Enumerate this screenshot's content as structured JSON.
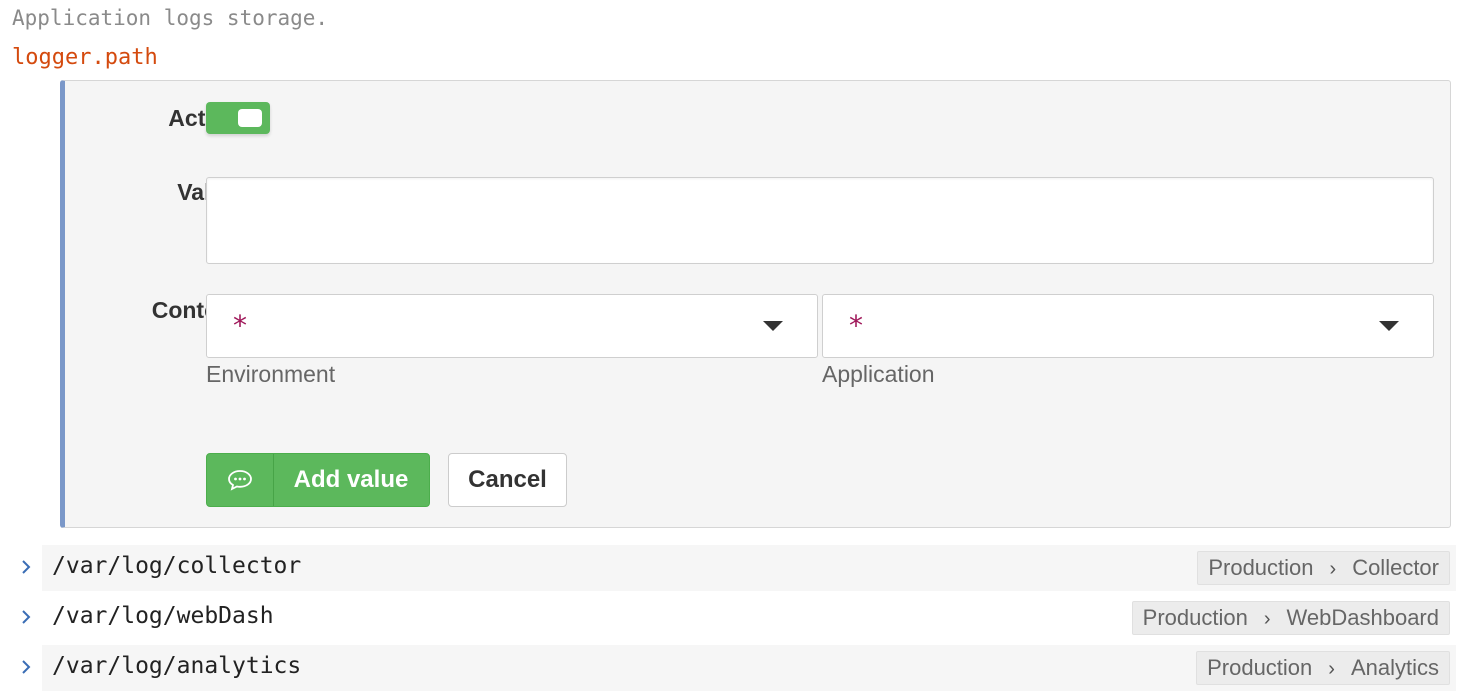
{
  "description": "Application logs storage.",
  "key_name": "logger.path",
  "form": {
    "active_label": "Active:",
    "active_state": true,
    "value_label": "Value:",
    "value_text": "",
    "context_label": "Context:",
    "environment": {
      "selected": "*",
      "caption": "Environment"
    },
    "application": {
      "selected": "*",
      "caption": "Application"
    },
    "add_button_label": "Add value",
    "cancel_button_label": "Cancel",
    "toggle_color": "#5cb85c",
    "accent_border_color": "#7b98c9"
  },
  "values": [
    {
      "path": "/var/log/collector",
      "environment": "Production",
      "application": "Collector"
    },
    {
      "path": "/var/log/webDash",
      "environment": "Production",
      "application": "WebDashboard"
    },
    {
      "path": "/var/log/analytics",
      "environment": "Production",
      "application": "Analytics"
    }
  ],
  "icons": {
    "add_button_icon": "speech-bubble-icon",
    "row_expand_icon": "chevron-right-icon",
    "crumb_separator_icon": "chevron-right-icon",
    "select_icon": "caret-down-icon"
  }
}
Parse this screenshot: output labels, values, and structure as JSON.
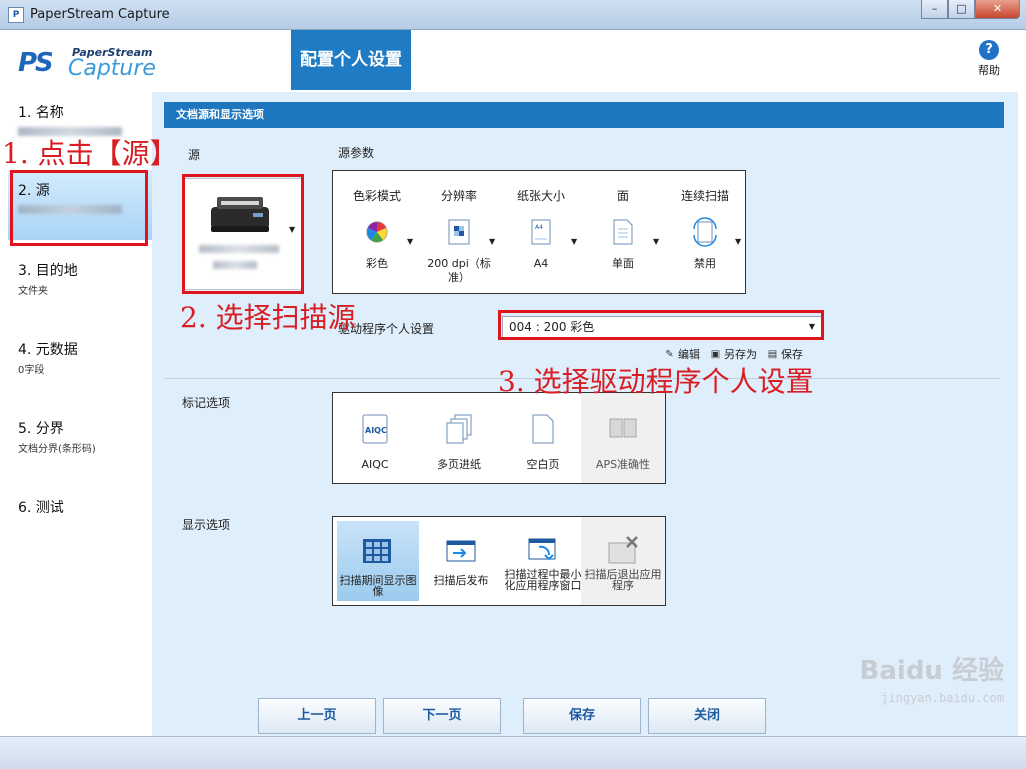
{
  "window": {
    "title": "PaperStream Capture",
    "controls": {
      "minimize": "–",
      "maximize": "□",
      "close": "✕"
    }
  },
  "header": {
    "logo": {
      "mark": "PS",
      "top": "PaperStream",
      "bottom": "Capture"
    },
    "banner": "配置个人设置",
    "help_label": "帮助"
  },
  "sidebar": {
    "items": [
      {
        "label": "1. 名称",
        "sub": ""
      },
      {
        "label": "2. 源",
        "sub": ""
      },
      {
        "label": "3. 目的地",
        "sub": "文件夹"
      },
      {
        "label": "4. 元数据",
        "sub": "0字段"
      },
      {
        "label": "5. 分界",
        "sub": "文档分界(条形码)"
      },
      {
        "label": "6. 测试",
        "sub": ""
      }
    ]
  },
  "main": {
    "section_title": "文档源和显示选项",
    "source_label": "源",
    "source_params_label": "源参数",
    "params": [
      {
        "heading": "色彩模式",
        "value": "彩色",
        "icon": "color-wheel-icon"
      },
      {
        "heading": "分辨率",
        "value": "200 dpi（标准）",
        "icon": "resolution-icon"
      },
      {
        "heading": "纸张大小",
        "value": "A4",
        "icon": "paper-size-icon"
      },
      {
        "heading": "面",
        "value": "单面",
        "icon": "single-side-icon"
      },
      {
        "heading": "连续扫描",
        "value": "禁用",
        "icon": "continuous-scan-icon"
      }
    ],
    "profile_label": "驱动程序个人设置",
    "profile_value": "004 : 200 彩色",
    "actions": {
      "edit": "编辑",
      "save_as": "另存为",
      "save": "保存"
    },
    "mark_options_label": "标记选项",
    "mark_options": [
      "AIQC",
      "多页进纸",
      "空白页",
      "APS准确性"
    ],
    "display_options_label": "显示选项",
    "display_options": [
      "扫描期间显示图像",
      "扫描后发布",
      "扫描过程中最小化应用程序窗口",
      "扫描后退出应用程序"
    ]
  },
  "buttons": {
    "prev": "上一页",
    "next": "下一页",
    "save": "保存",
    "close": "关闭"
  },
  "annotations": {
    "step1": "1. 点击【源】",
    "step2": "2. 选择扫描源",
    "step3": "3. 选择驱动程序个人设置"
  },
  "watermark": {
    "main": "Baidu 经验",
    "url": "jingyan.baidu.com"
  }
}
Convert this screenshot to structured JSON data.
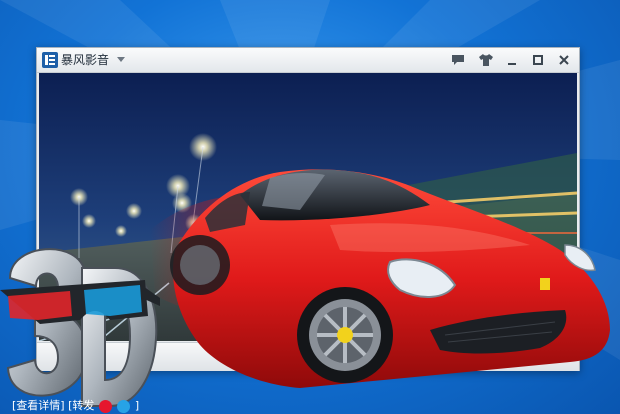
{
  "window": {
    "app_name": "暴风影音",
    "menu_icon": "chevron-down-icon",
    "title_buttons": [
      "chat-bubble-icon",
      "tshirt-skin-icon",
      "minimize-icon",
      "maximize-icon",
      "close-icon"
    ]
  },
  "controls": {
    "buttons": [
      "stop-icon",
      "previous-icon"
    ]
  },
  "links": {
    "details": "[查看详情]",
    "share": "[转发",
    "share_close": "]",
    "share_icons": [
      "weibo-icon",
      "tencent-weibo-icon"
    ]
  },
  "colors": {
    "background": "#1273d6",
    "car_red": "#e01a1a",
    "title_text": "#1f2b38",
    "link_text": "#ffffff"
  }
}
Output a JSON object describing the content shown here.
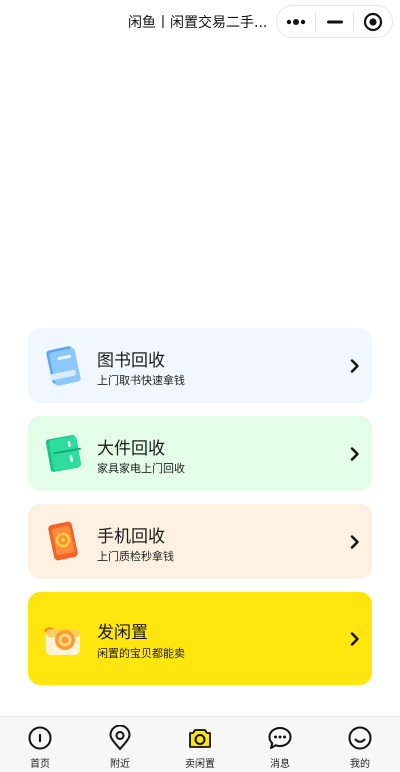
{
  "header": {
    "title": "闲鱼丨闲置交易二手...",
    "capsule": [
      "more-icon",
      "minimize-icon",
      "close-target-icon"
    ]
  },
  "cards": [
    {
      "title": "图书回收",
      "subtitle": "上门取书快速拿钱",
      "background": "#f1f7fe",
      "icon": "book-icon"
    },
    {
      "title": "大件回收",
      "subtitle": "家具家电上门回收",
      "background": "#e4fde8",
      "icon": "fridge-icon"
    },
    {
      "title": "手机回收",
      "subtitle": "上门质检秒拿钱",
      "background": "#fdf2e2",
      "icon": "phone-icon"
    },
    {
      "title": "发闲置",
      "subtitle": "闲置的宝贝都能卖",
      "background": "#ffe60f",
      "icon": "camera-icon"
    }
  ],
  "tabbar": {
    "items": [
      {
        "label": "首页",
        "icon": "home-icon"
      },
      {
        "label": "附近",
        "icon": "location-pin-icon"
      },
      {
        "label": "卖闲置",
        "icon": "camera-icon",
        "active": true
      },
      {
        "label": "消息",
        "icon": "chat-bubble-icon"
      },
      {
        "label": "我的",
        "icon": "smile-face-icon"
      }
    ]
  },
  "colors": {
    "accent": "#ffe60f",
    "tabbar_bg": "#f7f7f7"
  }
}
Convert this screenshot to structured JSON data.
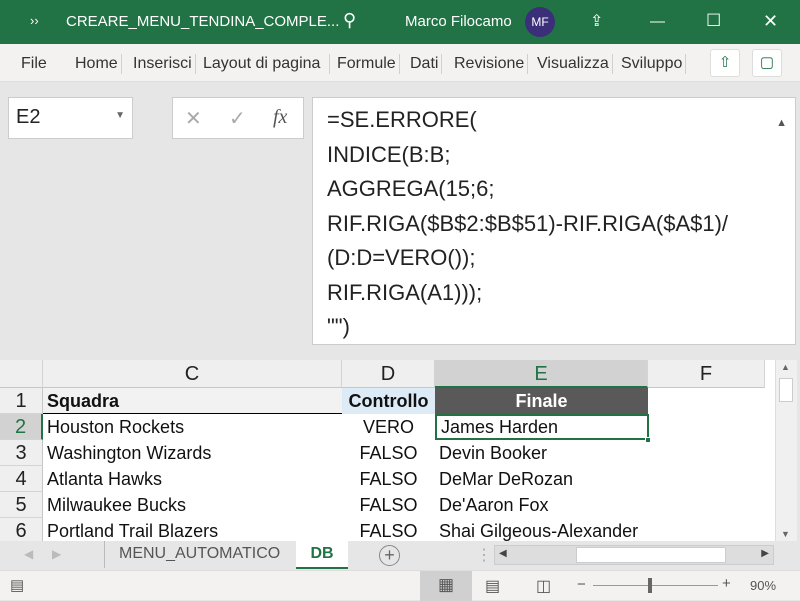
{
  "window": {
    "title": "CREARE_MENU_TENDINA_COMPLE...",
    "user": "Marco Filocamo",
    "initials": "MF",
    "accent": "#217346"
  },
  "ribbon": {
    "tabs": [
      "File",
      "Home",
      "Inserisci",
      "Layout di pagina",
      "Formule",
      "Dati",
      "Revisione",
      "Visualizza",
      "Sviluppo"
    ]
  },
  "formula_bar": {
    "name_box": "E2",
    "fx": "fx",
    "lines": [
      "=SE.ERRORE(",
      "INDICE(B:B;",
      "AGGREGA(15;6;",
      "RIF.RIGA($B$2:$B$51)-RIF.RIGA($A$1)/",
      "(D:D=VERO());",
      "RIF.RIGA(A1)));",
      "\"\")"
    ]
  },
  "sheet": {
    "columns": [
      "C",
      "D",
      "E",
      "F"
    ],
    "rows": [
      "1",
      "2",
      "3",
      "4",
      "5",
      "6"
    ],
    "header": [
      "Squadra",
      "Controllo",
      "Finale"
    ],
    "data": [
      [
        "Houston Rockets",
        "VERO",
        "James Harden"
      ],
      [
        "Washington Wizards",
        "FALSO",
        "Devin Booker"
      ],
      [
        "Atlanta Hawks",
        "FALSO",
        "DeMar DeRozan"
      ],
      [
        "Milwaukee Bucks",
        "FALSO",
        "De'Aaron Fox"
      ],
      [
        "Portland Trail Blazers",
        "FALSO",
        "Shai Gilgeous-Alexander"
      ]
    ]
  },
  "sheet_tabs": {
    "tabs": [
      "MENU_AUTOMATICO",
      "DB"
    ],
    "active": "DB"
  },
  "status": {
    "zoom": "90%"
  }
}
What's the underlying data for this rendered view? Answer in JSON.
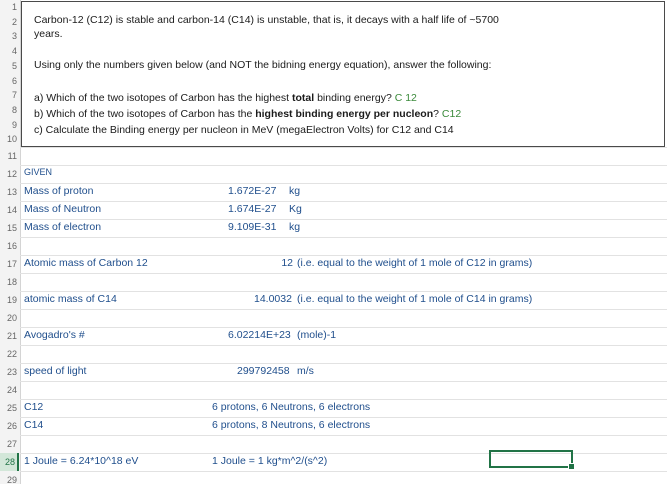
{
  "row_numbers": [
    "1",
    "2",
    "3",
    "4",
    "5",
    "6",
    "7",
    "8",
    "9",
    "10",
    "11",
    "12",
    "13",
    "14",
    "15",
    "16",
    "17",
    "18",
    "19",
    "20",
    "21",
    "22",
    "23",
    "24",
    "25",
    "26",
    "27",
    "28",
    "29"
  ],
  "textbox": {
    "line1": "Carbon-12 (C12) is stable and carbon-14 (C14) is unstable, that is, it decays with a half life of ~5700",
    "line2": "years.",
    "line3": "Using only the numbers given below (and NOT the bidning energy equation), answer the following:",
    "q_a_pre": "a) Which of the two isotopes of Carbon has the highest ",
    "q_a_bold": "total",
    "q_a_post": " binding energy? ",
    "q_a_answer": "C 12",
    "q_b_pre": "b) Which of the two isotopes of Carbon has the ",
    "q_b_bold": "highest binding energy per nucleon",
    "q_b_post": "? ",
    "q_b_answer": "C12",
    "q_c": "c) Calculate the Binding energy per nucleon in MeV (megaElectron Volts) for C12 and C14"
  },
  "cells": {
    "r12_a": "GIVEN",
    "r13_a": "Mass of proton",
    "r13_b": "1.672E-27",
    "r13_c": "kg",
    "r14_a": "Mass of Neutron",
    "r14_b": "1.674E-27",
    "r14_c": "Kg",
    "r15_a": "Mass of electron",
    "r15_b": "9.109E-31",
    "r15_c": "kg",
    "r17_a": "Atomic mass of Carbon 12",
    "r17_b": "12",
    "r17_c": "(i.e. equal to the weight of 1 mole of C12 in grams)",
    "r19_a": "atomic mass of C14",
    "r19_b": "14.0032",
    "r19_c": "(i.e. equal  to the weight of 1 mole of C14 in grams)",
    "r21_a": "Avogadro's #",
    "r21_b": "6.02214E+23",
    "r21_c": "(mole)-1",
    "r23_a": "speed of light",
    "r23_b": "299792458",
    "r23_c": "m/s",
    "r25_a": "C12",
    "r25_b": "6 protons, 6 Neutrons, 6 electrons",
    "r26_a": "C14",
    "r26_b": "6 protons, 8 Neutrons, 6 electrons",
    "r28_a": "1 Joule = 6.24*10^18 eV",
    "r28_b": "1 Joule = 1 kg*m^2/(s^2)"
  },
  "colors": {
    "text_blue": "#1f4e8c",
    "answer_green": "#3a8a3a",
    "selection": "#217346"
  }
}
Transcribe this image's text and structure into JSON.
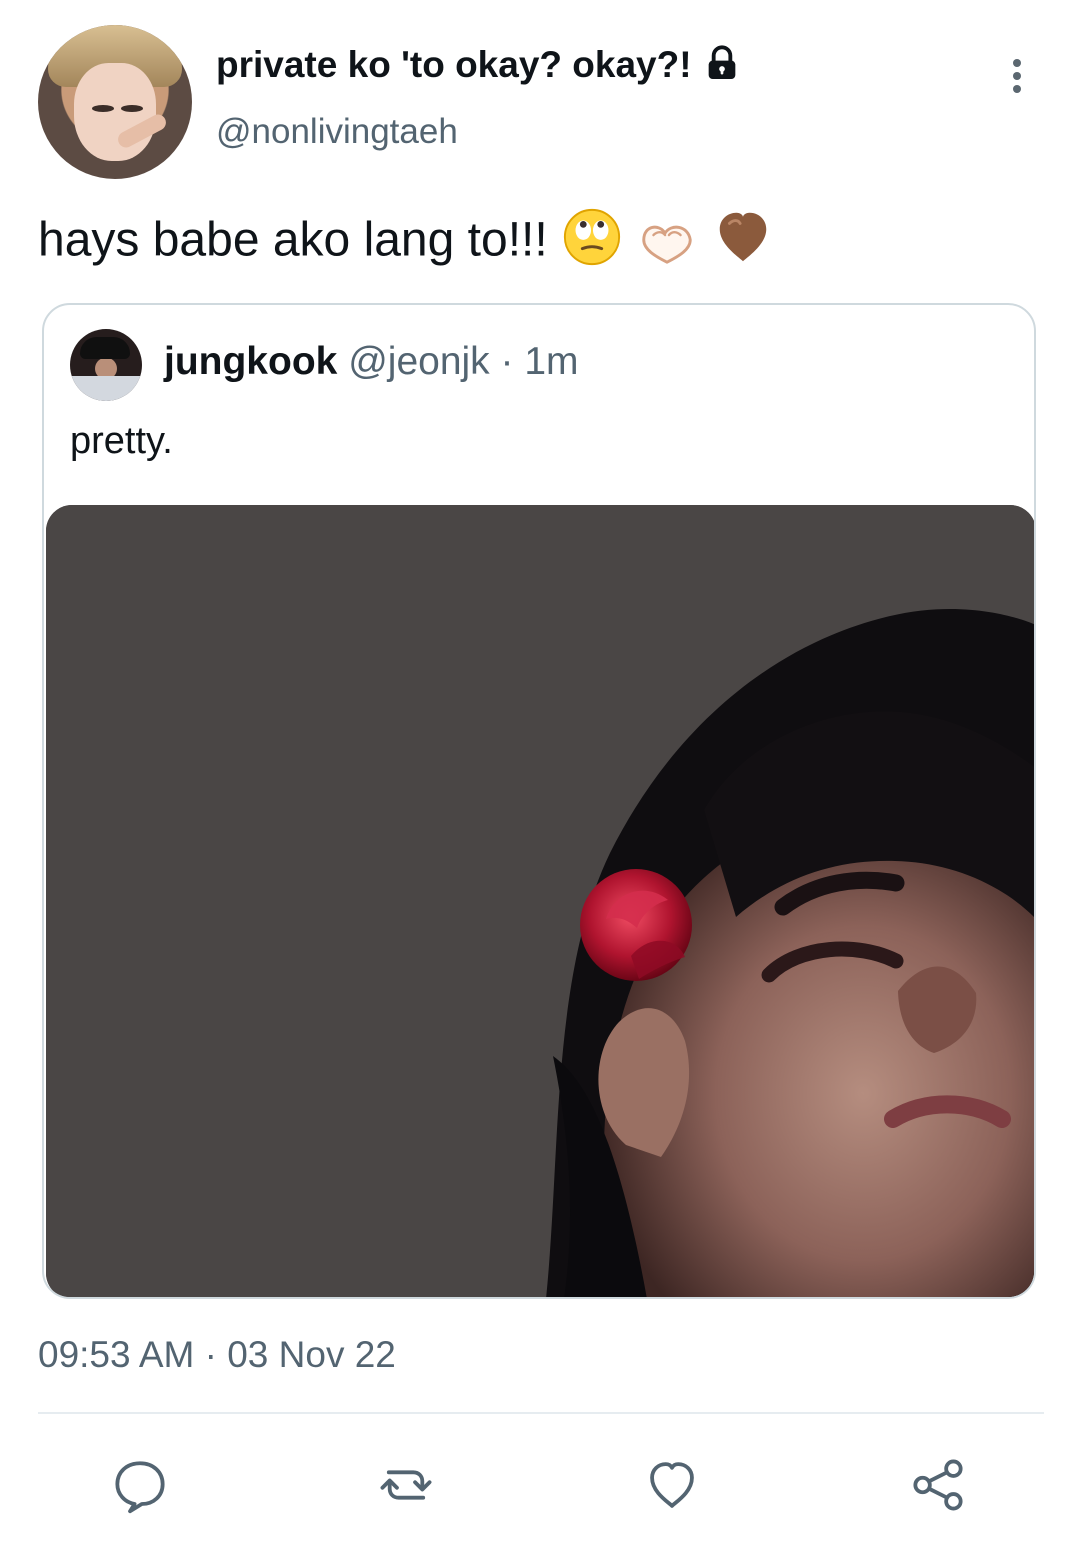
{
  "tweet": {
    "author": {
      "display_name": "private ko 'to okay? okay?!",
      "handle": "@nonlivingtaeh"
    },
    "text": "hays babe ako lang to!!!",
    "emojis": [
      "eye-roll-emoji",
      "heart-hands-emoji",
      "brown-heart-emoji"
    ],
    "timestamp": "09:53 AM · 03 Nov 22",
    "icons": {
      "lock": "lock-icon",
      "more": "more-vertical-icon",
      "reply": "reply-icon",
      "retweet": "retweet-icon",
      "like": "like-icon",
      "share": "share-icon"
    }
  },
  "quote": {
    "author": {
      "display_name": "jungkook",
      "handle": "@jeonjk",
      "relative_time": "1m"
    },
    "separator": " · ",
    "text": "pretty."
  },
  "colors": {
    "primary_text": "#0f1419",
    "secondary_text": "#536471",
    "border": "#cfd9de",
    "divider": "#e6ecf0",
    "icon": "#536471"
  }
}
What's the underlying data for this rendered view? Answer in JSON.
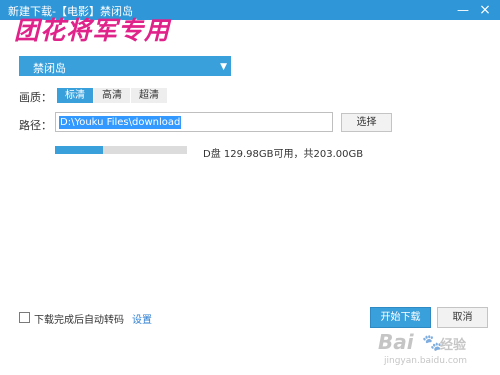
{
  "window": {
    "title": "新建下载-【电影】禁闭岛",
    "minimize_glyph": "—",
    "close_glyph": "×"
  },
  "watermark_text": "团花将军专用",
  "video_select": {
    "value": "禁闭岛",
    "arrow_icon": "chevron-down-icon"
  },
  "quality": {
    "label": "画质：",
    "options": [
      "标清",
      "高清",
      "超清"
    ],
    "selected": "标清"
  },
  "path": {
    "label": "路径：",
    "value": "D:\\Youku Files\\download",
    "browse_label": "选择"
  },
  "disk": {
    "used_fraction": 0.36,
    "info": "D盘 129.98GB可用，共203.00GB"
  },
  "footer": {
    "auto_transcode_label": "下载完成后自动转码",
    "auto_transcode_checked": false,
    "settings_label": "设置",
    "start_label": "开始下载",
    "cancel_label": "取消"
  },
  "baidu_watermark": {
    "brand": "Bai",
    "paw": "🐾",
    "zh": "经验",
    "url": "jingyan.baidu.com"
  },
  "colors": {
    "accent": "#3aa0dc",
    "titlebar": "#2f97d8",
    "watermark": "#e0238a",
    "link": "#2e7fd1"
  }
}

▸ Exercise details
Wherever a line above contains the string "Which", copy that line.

▸ Task answer
    "q_a_pre": "a) Which of the two isotopes of Carbon has the highest ",
    "q_b_pre": "b) Which of the two isotopes of Carbon has the ",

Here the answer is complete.